It all looked like something out of a Norman Rockwell painting, the flowers in the window boxes, and the people sipping iced tea on the porch. It was just too over the top. People didn’t live like this anymore and probably hadn’t for fifty years.
“Are you kidding me?” I asked, not believing the time warp I was seeing out the window.
Dad looked around with a goofy grin that made me embarrassed for him even though there was no one else around. “Isn’t it great?”
I didn’t have to answer; we pulled into the narrow gravel drive of one of the mansions. I gazed up at the monstrous structure and tried to wrap my head around the fact that this was my new home.
The house was large, wider than most of the others. It seemed to almost squat on the lot. The multiple porches were all shaded by the tall oaks surrounding the house. The white wood siding was colored a greenish gray along the edges that made me think of the greeny growth on tombstones. When I looked at it, only two things came to mind, damp and mossy.
Getting out of the car, I saw the green gardens filled with hostas and felt the early dew already clinging to the lawn, a deep earthy scent hung in the air choking me.

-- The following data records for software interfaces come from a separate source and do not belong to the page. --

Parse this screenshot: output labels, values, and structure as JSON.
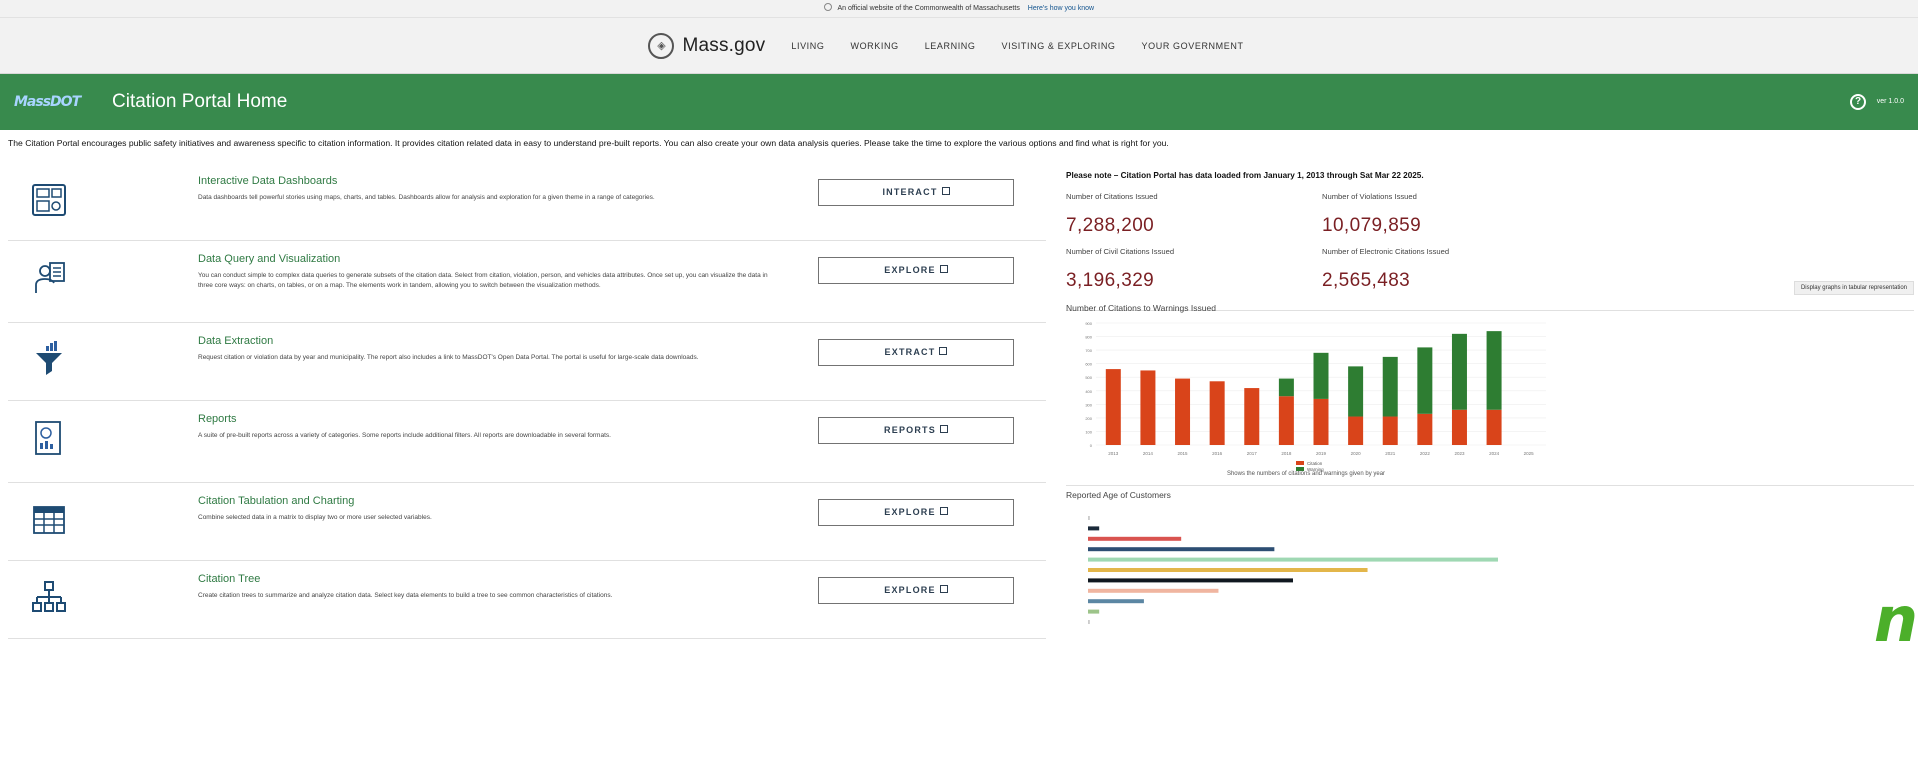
{
  "banner": {
    "official_text": "An official website of the Commonwealth of Massachusetts",
    "how_link": "Here's how you know"
  },
  "massnav": {
    "brand": "Mass.gov",
    "links": [
      "LIVING",
      "WORKING",
      "LEARNING",
      "VISITING & EXPLORING",
      "YOUR GOVERNMENT"
    ]
  },
  "appbar": {
    "logo_text": "MassDOT",
    "title": "Citation Portal Home",
    "version": "ver 1.0.0"
  },
  "intro": "The Citation Portal encourages public safety initiatives and awareness specific to citation information. It provides citation related data in easy to understand pre-built reports. You can also create your own data analysis queries. Please take the time to explore the various options and find what is right for you.",
  "tools": [
    {
      "title": "Interactive Data Dashboards",
      "desc": "Data dashboards tell powerful stories using maps, charts, and tables. Dashboards allow for analysis and exploration for a given theme in a range of categories.",
      "button": "INTERACT",
      "icon": "dashboard-icon"
    },
    {
      "title": "Data Query and Visualization",
      "desc": "You can conduct simple to complex data queries to generate subsets of the citation data. Select from citation, violation, person, and vehicles data attributes. Once set up, you can visualize the data in three core ways: on charts, on tables, or on a map. The elements work in tandem, allowing you to switch between the visualization methods.",
      "button": "EXPLORE",
      "icon": "query-icon"
    },
    {
      "title": "Data Extraction",
      "desc": "Request citation or violation data by year and municipality. The report also includes a link to MassDOT's Open Data Portal. The portal is useful for large-scale data downloads.",
      "button": "EXTRACT",
      "icon": "funnel-icon"
    },
    {
      "title": "Reports",
      "desc": "A suite of pre-built reports across a variety of categories. Some reports include additional filters. All reports are downloadable in several formats.",
      "button": "REPORTS",
      "icon": "report-icon"
    },
    {
      "title": "Citation Tabulation and Charting",
      "desc": "Combine selected data in a matrix to display two or more user selected variables.",
      "button": "EXPLORE",
      "icon": "table-icon"
    },
    {
      "title": "Citation Tree",
      "desc": "Create citation trees to summarize and analyze citation data. Select key data elements to build a tree to see common characteristics of citations.",
      "button": "EXPLORE",
      "icon": "tree-icon"
    }
  ],
  "right": {
    "note": "Please note – Citation Portal has data loaded from January 1, 2013 through Sat Mar 22 2025.",
    "stats": [
      {
        "label": "Number of Citations Issued",
        "value": "7,288,200"
      },
      {
        "label": "Number of Violations Issued",
        "value": "10,079,859"
      },
      {
        "label": "Number of Civil Citations Issued",
        "value": "3,196,329"
      },
      {
        "label": "Number of Electronic Citations Issued",
        "value": "2,565,483"
      }
    ],
    "table_button": "Display graphs in tabular representation",
    "chart_caption": "Shows the numbers of citations and warnings given by year",
    "age_title": "Reported Age of Customers",
    "colors": {
      "citation": "#d9441a",
      "warning": "#2e7d32",
      "stat_value": "#7a1f23"
    }
  },
  "chart_data": [
    {
      "type": "bar",
      "title": "Number of Citations to Warnings Issued",
      "categories": [
        "2013",
        "2014",
        "2015",
        "2016",
        "2017",
        "2018",
        "2019",
        "2020",
        "2021",
        "2022",
        "2023",
        "2024",
        "2025"
      ],
      "series": [
        {
          "name": "Citation",
          "values": [
            560,
            550,
            490,
            470,
            420,
            360,
            340,
            210,
            210,
            230,
            260,
            260,
            0
          ]
        },
        {
          "name": "Warning",
          "values": [
            0,
            0,
            0,
            0,
            0,
            130,
            340,
            370,
            440,
            490,
            560,
            580,
            0
          ]
        }
      ],
      "stacked": true,
      "ylim": [
        0,
        900
      ]
    },
    {
      "type": "bar",
      "orientation": "horizontal",
      "title": "Reported Age of Customers",
      "values": [
        1,
        6,
        50,
        100,
        220,
        150,
        110,
        70,
        30,
        6,
        1
      ],
      "colors": [
        "#cccccc",
        "#1a2a3a",
        "#d9534f",
        "#2d4e73",
        "#9fd8b3",
        "#e3b64a",
        "#101820",
        "#f0b5a0",
        "#5b86a3",
        "#9dc48a",
        "#cccccc"
      ]
    }
  ]
}
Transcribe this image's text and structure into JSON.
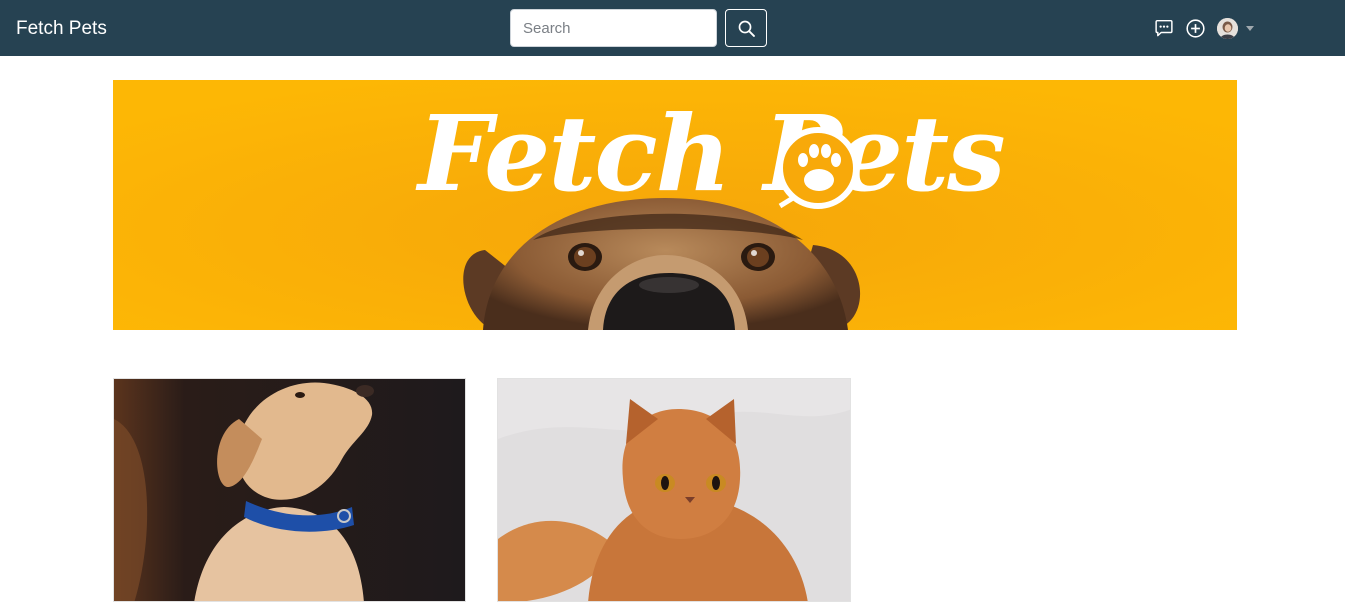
{
  "navbar": {
    "brand": "Fetch Pets",
    "search": {
      "placeholder": "Search",
      "value": ""
    },
    "icons": {
      "search": "search-icon",
      "messages": "chat-dots-icon",
      "add": "plus-circle-icon",
      "user": "user-avatar",
      "caret": "caret-down-icon"
    }
  },
  "banner": {
    "logo_text": "Fetch Pets",
    "background_color": "#FBB405"
  },
  "listings": [
    {
      "animal": "dog"
    },
    {
      "animal": "cat"
    }
  ],
  "colors": {
    "navbar": "#264252",
    "banner": "#FBB405"
  }
}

“Uh! What is that smell?”
Dad came around the sedan to open my door, “It’s fresh air. What do you think about that?”
“I think it stinks.” I said with forced gaiety. I was used to clean lawns manicured by unseen people the apartment manager hired. There was something imposing about the lush permanence of this place.
“Come on Becca,” my Dad said with a teasing smile. “You have to admit, it’s beautiful. They don’t make them like this anymore.”
I let my eyes travel up the large columns of the porch and up to the red peaked roof. I wanted to shrink back from this ancient goliath.
“No, they sure don’t.” I whispered, thinking that maybe that was a good thing.
Dad opened the back of the Suburban and started pulling out my suitcase and boxes. “I got this. Why don’t you go on in and have a look around?”
Inside was no different. Where our townhouse smelled of whatever scented candles we were burning, this massive place smelled of wood, leather, and some attic-library-like scent that I couldn’t name.
Standing in the foyer, I inhaled the musty air with a chocking cough as I looked up at the grand staircase. If that wasn’t imposing enough, far above my head hung a dusty crystal chandelier so high against the dark ceiling it seemed misty and far away.
I took a few more steps forward, not feeling that this was my home at all. Through an arched doorway to my right stood the grand piano my Dad ordered a few weeks back, looking too shiny and new for its surroundings. A glance to the left and through another arched opening showed a flat screen television and a contemporary sofa set that looked just as out of place as the piano.
A door under the staircase revealed a tiny bathroom with a sloping ceiling tucked away like an afterthought. I rationalized by the advent of indoor plumbing, it was the only available area on the first floor that wouldn’t compromise the original layout.
Shutting the bathroom door, I turned my attention to the wide hall behind me. It was large enough to park a car in and at the end was a set of heavy double doors. Walking down it, to my left was a curved doorway to the dining room and to the right another opening to the room with the piano.
The double doors at the end were heavy, paneled in rich wood, and almost reached the tall ceiling. The black metal knobs almost seemed too weak to open them, but one good pull and the doors opened to an empty library twinkling with dust particles catching the light.